Most magicians are familiar with the Do-As-I-Do card trick, where both the magician and spectator select the same card from two different decks. This has been a staple of card magic for over 100 years. But can you imagine doing this with two dictionaries where both the spectator and magician select the same word?
Can you imagine doing this with no forcing of a word! It's possible using a long-forgotten secret from the 30s and updated for today's performers. Read on.
Let's assume you are the spectator and I am the magician. I have two identical large-print dictionaries. You chose a page (left or right), a column (left or right) and the word position from the top of a page, but not a page number. I hand you one dictionary and go into an adjoining room and select a word, on any page of the selected side of my dictionary, in the column and position you have chosen. While you do the same with your dictionary...a word, on any page, in the column and position you have selected! I return and you and I exchange dictionaries. Then, each of us looks up his word in the other person's dictionary, writes the word on an index card and seals it in an opaque envelope and leaves it wedged against the page listing the word.
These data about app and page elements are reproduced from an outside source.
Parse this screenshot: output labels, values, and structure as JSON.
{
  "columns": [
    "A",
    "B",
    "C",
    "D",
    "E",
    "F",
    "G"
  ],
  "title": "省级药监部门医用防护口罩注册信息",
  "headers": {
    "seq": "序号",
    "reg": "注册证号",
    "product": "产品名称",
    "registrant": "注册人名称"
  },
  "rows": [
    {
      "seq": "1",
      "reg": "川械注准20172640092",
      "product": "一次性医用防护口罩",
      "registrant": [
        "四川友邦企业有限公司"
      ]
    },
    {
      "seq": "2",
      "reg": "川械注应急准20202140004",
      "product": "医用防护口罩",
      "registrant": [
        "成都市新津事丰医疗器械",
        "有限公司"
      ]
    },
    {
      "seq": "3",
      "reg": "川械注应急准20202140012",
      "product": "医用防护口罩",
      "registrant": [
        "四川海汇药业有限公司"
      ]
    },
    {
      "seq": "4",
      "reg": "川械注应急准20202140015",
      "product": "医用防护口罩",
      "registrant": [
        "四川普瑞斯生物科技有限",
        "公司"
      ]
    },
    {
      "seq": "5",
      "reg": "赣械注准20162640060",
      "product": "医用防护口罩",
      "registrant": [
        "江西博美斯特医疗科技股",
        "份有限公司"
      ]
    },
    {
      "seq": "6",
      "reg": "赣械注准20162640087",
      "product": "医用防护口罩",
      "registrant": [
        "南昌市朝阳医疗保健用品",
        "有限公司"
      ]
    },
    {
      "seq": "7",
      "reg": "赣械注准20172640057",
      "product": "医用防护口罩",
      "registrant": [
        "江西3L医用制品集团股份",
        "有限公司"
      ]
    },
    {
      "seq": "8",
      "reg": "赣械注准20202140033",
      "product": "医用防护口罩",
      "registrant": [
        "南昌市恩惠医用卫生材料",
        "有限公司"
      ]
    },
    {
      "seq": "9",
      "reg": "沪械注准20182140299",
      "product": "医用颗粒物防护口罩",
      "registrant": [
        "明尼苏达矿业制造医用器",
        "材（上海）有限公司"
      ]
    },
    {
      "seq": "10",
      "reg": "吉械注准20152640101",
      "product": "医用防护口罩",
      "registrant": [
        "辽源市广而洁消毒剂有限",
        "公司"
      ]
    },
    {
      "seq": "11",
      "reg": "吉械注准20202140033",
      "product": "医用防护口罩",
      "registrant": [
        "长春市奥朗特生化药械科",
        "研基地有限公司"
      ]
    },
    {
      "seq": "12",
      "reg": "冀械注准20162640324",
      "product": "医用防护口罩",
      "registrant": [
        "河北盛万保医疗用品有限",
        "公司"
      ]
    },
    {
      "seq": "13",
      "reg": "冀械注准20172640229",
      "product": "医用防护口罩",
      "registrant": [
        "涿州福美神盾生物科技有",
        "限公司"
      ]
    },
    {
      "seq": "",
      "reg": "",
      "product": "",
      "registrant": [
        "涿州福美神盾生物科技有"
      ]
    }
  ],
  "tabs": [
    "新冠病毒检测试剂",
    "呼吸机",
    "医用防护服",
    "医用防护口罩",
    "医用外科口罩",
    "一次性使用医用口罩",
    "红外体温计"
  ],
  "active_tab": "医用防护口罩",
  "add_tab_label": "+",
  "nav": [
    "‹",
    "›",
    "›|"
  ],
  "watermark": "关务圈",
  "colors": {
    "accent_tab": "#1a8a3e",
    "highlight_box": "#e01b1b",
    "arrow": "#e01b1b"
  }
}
We exchange dictionaries again and I open yours to where you have wedged the envelope. I see by where you wedged your envelope that the word you selected is in the 'M' section. I tear open your envelope. You have selected the word, 'mystery'. Now, you, the spectator, open my dictionary with my envelope in it...and find it is also in the 'M' section. You tear open the envelope and find the word I selected is also 'mystery'!
An amazing coincidence that seems impossible, as you both selected the same word while in different rooms.
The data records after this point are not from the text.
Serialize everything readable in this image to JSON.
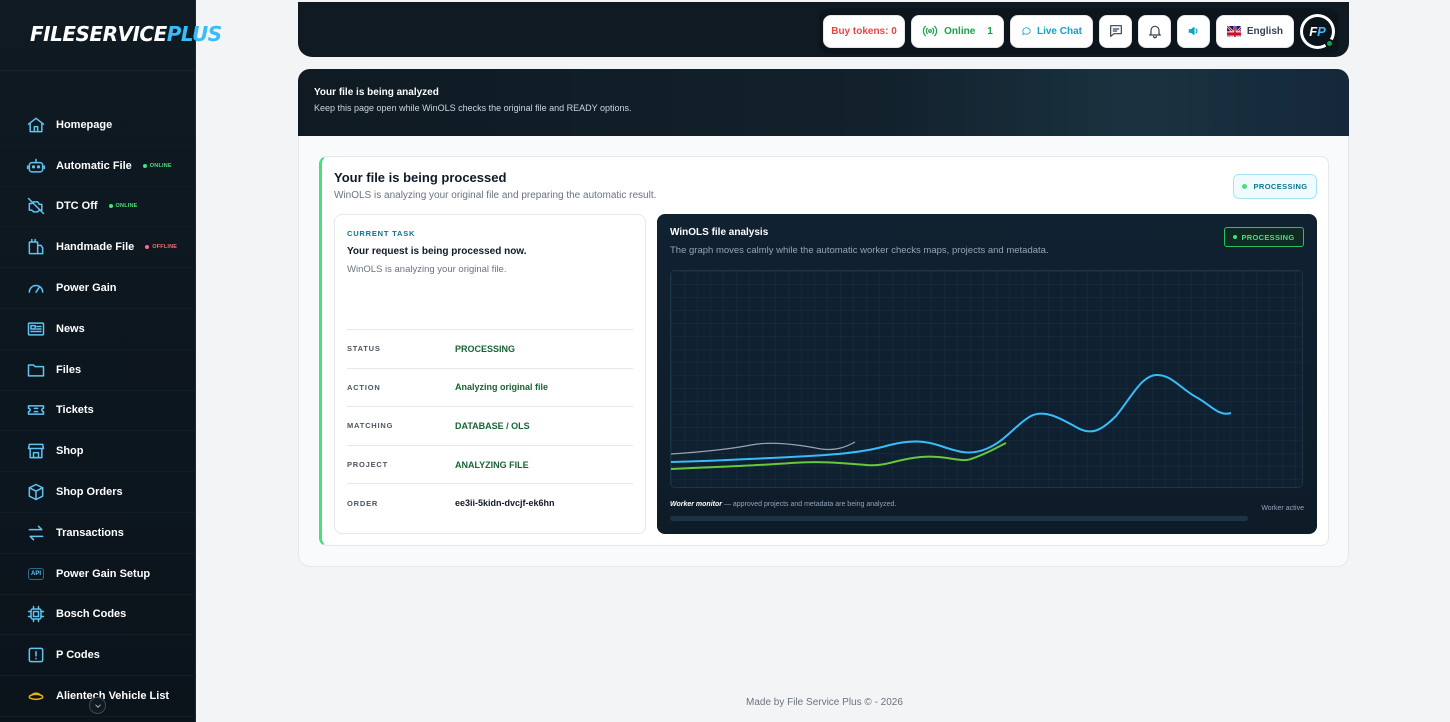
{
  "brand": {
    "part1": "FILESERVICE",
    "part2": "PLUS"
  },
  "sidebar": {
    "items": [
      {
        "label": "Homepage",
        "icon": "home-icon"
      },
      {
        "label": "Automatic File",
        "icon": "robot-icon",
        "badge": "ONLINE",
        "badge_status": "online"
      },
      {
        "label": "DTC Off",
        "icon": "engine-off-icon",
        "badge": "ONLINE",
        "badge_status": "online"
      },
      {
        "label": "Handmade File",
        "icon": "tool-icon",
        "badge": "OFFLINE",
        "badge_status": "offline"
      },
      {
        "label": "Power Gain",
        "icon": "speedometer-icon"
      },
      {
        "label": "News",
        "icon": "newspaper-icon"
      },
      {
        "label": "Files",
        "icon": "folder-icon"
      },
      {
        "label": "Tickets",
        "icon": "ticket-icon"
      },
      {
        "label": "Shop",
        "icon": "shop-icon"
      },
      {
        "label": "Shop Orders",
        "icon": "box-icon"
      },
      {
        "label": "Transactions",
        "icon": "transfer-icon"
      },
      {
        "label": "Power Gain Setup",
        "icon": "api-icon",
        "icon_text": "API"
      },
      {
        "label": "Bosch Codes",
        "icon": "chip-icon"
      },
      {
        "label": "P Codes",
        "icon": "alert-icon"
      },
      {
        "label": "Alientech Vehicle List",
        "icon": "alientech-logo-icon"
      }
    ]
  },
  "header": {
    "tokens_label": "Buy tokens: 0",
    "online_label": "Online",
    "online_count": "1",
    "chat_label": "Live Chat",
    "language": "English",
    "avatar_initials_f": "F",
    "avatar_initials_p": "P"
  },
  "banner": {
    "title": "Your file is being analyzed",
    "subtitle": "Keep this page open while WinOLS checks the original file and READY options."
  },
  "card": {
    "title": "Your file is being processed",
    "subtitle": "WinOLS is analyzing your original file and preparing the automatic result.",
    "status_pill": "PROCESSING"
  },
  "task": {
    "kicker": "CURRENT TASK",
    "heading": "Your request is being processed now.",
    "description": "WinOLS is analyzing your original file.",
    "rows": [
      {
        "key": "STATUS",
        "value": "PROCESSING"
      },
      {
        "key": "ACTION",
        "value": "Analyzing original file"
      },
      {
        "key": "MATCHING",
        "value": "DATABASE / OLS"
      },
      {
        "key": "PROJECT",
        "value": "ANALYZING FILE"
      },
      {
        "key": "ORDER",
        "value": "ee3ii-5kidn-dvcjf-ek6hn"
      }
    ]
  },
  "analysis": {
    "title": "WinOLS file analysis",
    "subtitle": "The graph moves calmly while the automatic worker checks maps, projects and metadata.",
    "pill": "PROCESSING",
    "monitor_label": "Worker monitor",
    "monitor_text": " — approved projects and metadata are being analyzed.",
    "worker_status": "Worker active",
    "colors": {
      "blue_line": "#38bdf8",
      "green_line": "#65c93a",
      "gray_line": "#9ca3af"
    }
  },
  "footer": "Made by File Service Plus © - 2026"
}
- no nail writers or secret writing
- no sleights
- no switch of the envelopes
- very easy to do
- a one-man effect, no secret assistant required
A diabolical method that is a real magician fooler and uses a principle that most magicians will not be familiar with.
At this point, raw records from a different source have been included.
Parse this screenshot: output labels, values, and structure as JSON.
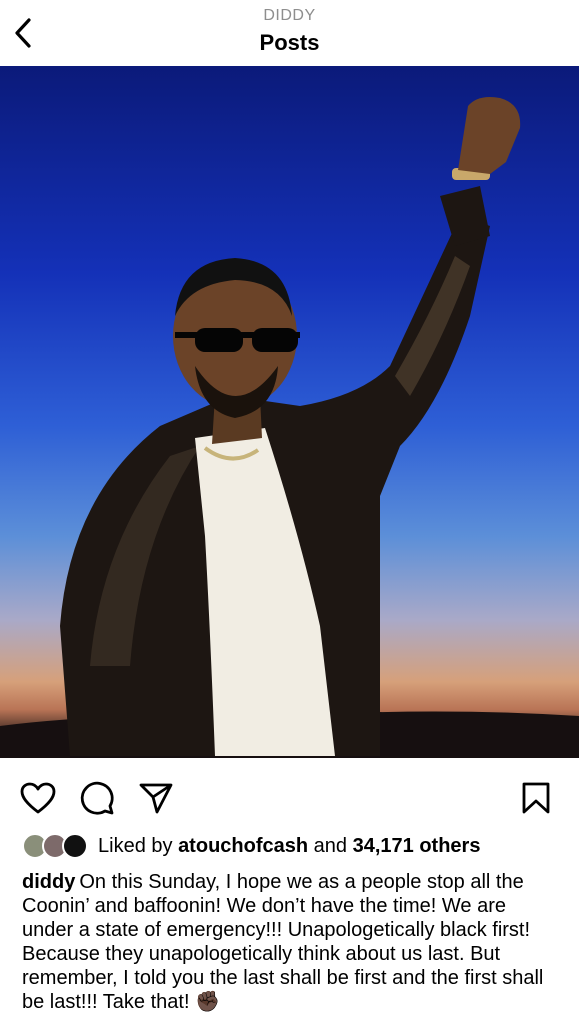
{
  "header": {
    "subtitle": "DIDDY",
    "title": "Posts",
    "back_icon": "chevron-left-icon"
  },
  "post": {
    "image_alt": "photo",
    "actions": {
      "like_icon": "heart-icon",
      "comment_icon": "comment-icon",
      "share_icon": "send-icon",
      "save_icon": "bookmark-icon"
    },
    "likes": {
      "prefix": "Liked by",
      "first_user": "atouchofcash",
      "conjunction": "and",
      "others": "34,171 others"
    },
    "caption": {
      "username": "diddy",
      "text": "On this Sunday, I hope we as a people stop all the Coonin’ and baffoonin! We don’t have the time! We are under a state of emergency!!! Unapologetically black first! Because they unapologetically think about us last. But remember, I told you the last shall be first and the first shall be last!!! Take that! ✊🏿"
    }
  },
  "colors": {
    "background": "#ffffff",
    "text": "#000000",
    "muted": "#8e8e8e"
  }
}
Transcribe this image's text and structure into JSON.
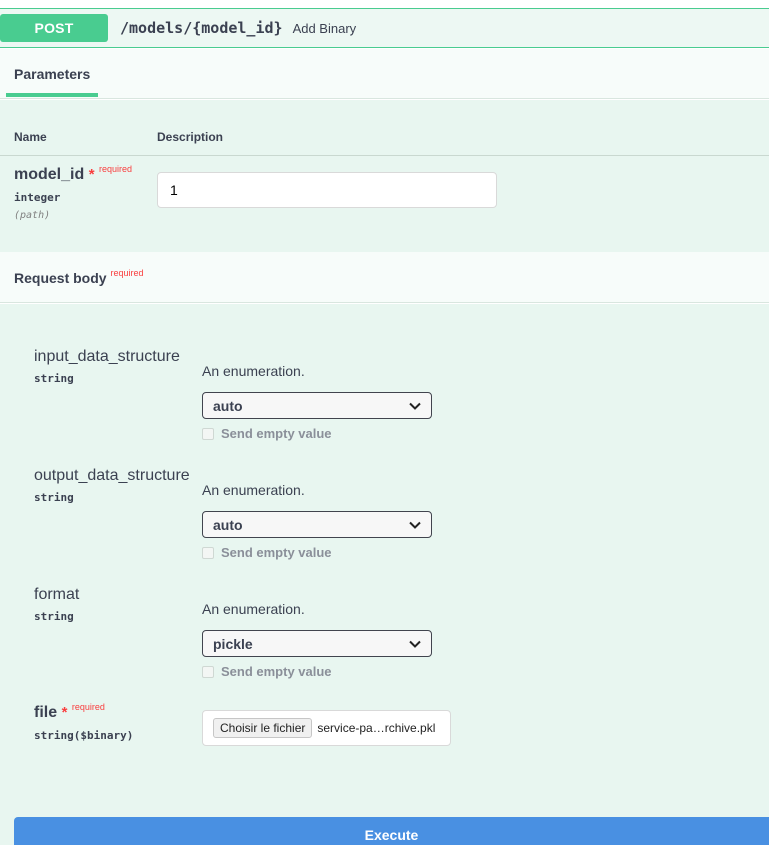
{
  "operation": {
    "method": "POST",
    "path": "/models/{model_id}",
    "summary": "Add Binary"
  },
  "parameters": {
    "tab_label": "Parameters",
    "columns": {
      "name": "Name",
      "description": "Description"
    },
    "items": [
      {
        "name": "model_id",
        "star": "*",
        "required_label": "required",
        "type": "integer",
        "in": "(path)",
        "value": "1"
      }
    ]
  },
  "request_body": {
    "title": "Request body",
    "required_label": "required",
    "fields": [
      {
        "name": "input_data_structure",
        "type": "string",
        "description": "An enumeration.",
        "selected": "auto",
        "send_empty_label": "Send empty value"
      },
      {
        "name": "output_data_structure",
        "type": "string",
        "description": "An enumeration.",
        "selected": "auto",
        "send_empty_label": "Send empty value"
      },
      {
        "name": "format",
        "type": "string",
        "description": "An enumeration.",
        "selected": "pickle",
        "send_empty_label": "Send empty value"
      }
    ],
    "file": {
      "name": "file",
      "star": "*",
      "required_label": "required",
      "type": "string($binary)",
      "button_label": "Choisir le fichier",
      "file_name": "service-pa…rchive.pkl"
    }
  },
  "execute_label": "Execute",
  "colors": {
    "post_green": "#49cc90",
    "required_red": "#f93e3e",
    "execute_blue": "#4990e2"
  }
}
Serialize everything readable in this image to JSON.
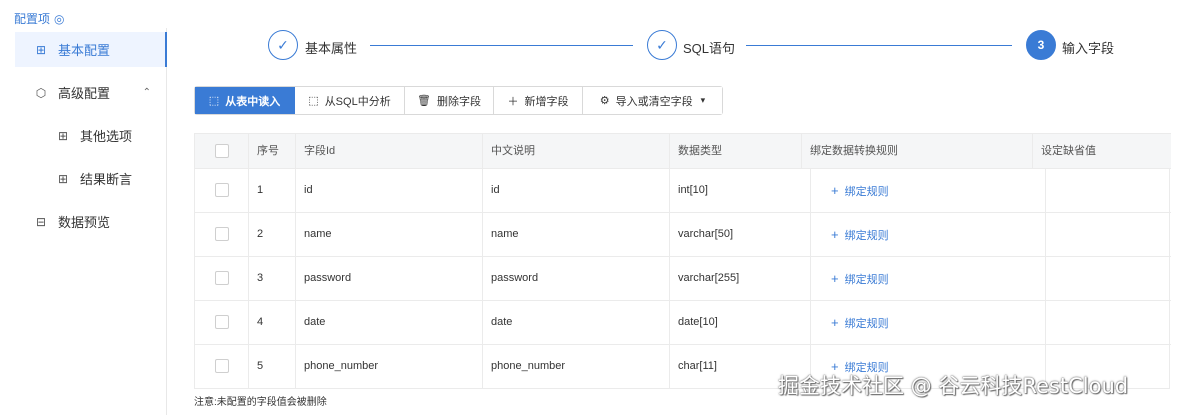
{
  "config_title": "配置项",
  "sidebar": {
    "items": [
      {
        "label": "基本配置",
        "icon": "grid-icon",
        "active": true
      },
      {
        "label": "高级配置",
        "icon": "cube-icon",
        "expanded": true
      },
      {
        "label": "其他选项",
        "icon": "grid-icon"
      },
      {
        "label": "结果断言",
        "icon": "grid-icon"
      },
      {
        "label": "数据预览",
        "icon": "preview-icon"
      }
    ]
  },
  "steps": [
    {
      "label": "基本属性",
      "status": "done",
      "mark": "✓"
    },
    {
      "label": "SQL语句",
      "status": "done",
      "mark": "✓"
    },
    {
      "label": "输入字段",
      "status": "current",
      "mark": "3"
    }
  ],
  "toolbar": {
    "read_from_table": "从表中读入",
    "analyze_sql": "从SQL中分析",
    "delete_field": "删除字段",
    "add_field": "新增字段",
    "import_clear": "导入或清空字段"
  },
  "table": {
    "headers": [
      "序号",
      "字段Id",
      "中文说明",
      "数据类型",
      "绑定数据转换规则",
      "设定缺省值"
    ],
    "rows": [
      {
        "no": "1",
        "field_id": "id",
        "desc": "id",
        "type": "int[10]",
        "rule": "绑定规则",
        "default": ""
      },
      {
        "no": "2",
        "field_id": "name",
        "desc": "name",
        "type": "varchar[50]",
        "rule": "绑定规则",
        "default": ""
      },
      {
        "no": "3",
        "field_id": "password",
        "desc": "password",
        "type": "varchar[255]",
        "rule": "绑定规则",
        "default": ""
      },
      {
        "no": "4",
        "field_id": "date",
        "desc": "date",
        "type": "date[10]",
        "rule": "绑定规则",
        "default": ""
      },
      {
        "no": "5",
        "field_id": "phone_number",
        "desc": "phone_number",
        "type": "char[11]",
        "rule": "绑定规则",
        "default": ""
      }
    ]
  },
  "note": "注意:未配置的字段值会被删除",
  "watermark": "掘金技术社区 @ 谷云科技RestCloud",
  "colors": {
    "accent": "#3a7bd5",
    "header_bg": "#f5f6f7",
    "border": "#ebebeb"
  }
}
NOTE: This trick is designed for PSI parties and for doing in your home for friends or while visiting another person's home or attending a social party. It is not suitable for stage and parlor shows.
1st edition 2016, 13 pages.
word count: 2529 which is equivalent to 10 standard pages of text
Reviewed by Ronald M Levy
★★★★★ Date Added: Saturday 06 August, 2016
This is a baffling effect where the performer and the participant, while separated choose the same word from the same page of dictionary, under conditions that should make this impossible. This uses a secret method that is old enough that today’s spectators would never think of it. This is an excellent effect for a house party or other small gathering when you want them to say: “How did you do that?”